Under this task are some entries; return every one of them exactly.

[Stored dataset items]
* * * * *

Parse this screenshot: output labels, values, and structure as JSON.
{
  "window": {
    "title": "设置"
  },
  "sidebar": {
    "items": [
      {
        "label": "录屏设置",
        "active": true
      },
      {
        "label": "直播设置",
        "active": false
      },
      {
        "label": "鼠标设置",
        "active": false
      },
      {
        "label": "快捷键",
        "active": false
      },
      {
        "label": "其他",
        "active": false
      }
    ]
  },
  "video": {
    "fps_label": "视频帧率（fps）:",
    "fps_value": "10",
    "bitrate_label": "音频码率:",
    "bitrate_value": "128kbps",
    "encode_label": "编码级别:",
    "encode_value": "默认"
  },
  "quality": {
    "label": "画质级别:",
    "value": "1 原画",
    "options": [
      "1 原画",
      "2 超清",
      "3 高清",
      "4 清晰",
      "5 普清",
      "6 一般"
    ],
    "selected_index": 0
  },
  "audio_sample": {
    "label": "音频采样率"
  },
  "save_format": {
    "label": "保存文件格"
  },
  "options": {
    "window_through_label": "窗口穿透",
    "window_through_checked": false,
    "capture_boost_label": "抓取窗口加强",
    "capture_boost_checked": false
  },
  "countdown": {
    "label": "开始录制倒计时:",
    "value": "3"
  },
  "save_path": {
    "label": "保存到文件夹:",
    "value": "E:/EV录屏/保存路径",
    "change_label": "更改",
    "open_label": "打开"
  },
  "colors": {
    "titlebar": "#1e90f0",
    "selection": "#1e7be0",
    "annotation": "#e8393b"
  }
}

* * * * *

• **THE ANSWER**:
Parse this screenshot: output labels, values, and structure as JSON.
{
  "window": {
    "title": "设置"
  },
  "sidebar": {
    "items": [
      {
        "label": "录屏设置",
        "active": true
      },
      {
        "label": "直播设置",
        "active": false
      },
      {
        "label": "鼠标设置",
        "active": false
      },
      {
        "label": "快捷键",
        "active": false
      },
      {
        "label": "其他",
        "active": false
      }
    ]
  },
  "video": {
    "fps_label": "视频帧率（fps）:",
    "fps_value": "10",
    "bitrate_label": "音频码率:",
    "bitrate_value": "128kbps",
    "encode_label": "编码级别:",
    "encode_value": "默认"
  },
  "quality": {
    "label": "画质级别:",
    "value": "1 原画",
    "options": [
      "1 原画",
      "2 超清",
      "3 高清",
      "4 清晰",
      "5 普清",
      "6 一般"
    ],
    "selected_index": 0
  },
  "audio_sample": {
    "label": "音频采样率"
  },
  "save_format": {
    "label": "保存文件格"
  },
  "options": {
    "window_through_label": "窗口穿透",
    "window_through_checked": false,
    "capture_boost_label": "抓取窗口加强",
    "capture_boost_checked": false
  },
  "countdown": {
    "label": "开始录制倒计时:",
    "value": "3"
  },
  "save_path": {
    "label": "保存到文件夹:",
    "value": "E:/EV录屏/保存路径",
    "change_label": "更改",
    "open_label": "打开"
  },
  "colors": {
    "titlebar": "#1e90f0",
    "selection": "#1e7be0",
    "annotation": "#e8393b"
  }
}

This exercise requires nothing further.